Description of the task:
State the number of lines in the following material that contain the string "qualquer", and nothing else.
+++
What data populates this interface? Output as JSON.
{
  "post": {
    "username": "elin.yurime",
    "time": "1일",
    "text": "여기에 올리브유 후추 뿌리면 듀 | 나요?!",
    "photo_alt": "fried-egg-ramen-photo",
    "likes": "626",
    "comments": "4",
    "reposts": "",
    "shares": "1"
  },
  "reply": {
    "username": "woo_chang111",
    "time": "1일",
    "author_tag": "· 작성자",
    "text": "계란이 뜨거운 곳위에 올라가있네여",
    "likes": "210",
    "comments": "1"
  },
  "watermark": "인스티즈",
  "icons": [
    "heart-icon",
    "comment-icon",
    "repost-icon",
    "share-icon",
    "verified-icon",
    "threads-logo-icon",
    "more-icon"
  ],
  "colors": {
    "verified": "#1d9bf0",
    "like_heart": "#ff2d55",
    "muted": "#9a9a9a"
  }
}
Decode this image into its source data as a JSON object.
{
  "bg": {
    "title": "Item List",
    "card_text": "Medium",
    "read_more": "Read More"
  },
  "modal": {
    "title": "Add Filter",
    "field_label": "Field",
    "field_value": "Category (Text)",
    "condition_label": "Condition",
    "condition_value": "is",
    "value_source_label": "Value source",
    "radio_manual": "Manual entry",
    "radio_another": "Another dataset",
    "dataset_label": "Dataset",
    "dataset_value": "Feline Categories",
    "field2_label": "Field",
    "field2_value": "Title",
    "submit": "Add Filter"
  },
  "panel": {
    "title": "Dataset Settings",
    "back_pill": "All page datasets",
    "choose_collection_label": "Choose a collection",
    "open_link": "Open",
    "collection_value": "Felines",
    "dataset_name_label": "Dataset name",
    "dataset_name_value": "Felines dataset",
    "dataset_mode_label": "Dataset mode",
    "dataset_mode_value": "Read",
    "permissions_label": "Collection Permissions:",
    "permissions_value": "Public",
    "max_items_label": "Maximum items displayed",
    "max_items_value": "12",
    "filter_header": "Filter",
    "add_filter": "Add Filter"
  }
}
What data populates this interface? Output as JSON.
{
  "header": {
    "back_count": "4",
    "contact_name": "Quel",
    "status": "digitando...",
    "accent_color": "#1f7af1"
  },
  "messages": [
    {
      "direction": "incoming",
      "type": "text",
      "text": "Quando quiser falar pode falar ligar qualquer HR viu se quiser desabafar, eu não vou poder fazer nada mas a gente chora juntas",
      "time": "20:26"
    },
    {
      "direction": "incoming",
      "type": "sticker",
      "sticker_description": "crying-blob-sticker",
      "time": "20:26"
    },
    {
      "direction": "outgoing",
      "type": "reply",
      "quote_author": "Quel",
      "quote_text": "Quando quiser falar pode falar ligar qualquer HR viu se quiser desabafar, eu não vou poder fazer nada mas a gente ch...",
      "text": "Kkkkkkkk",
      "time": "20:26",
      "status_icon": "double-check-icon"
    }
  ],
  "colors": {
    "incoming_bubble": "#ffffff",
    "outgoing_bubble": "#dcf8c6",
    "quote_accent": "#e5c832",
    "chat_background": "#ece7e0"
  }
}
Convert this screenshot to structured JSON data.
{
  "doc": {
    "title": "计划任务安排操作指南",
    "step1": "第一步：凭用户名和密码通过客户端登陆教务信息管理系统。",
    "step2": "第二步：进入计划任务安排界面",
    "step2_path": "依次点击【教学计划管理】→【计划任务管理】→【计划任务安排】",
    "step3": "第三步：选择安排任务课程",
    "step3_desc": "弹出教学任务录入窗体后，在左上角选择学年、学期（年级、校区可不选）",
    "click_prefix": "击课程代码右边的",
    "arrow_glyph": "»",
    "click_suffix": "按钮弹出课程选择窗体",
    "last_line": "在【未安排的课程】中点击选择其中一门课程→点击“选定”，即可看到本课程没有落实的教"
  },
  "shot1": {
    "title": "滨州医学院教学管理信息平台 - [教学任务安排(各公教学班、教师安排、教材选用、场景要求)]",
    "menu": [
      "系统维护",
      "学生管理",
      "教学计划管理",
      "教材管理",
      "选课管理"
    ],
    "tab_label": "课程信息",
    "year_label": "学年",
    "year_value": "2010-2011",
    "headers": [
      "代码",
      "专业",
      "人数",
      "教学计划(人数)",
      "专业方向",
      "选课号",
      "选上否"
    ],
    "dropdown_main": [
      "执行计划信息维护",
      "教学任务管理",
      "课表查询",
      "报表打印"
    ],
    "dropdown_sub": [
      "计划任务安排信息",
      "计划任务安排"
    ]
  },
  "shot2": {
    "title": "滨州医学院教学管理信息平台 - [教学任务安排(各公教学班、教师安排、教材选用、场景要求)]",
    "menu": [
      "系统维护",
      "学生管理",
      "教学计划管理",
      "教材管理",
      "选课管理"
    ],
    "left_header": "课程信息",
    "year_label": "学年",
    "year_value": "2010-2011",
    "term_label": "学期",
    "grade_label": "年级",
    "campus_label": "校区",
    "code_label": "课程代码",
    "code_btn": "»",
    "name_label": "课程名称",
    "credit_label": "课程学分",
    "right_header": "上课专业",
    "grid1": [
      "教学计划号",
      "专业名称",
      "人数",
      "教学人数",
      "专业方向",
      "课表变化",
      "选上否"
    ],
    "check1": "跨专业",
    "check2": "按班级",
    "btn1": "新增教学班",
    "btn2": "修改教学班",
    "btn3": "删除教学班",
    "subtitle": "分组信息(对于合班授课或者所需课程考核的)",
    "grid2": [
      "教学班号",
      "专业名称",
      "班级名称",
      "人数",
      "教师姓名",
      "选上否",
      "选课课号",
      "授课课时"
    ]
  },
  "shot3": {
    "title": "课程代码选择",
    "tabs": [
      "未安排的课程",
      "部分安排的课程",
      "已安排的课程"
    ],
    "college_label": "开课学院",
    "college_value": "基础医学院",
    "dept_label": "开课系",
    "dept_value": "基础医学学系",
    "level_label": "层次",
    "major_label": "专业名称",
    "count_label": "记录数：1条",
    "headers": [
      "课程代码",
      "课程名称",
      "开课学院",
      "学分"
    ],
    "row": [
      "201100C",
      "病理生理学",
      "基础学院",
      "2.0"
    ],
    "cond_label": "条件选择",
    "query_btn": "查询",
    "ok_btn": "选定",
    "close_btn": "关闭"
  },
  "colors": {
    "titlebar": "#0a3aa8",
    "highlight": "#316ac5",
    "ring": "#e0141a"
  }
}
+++
Response box:
2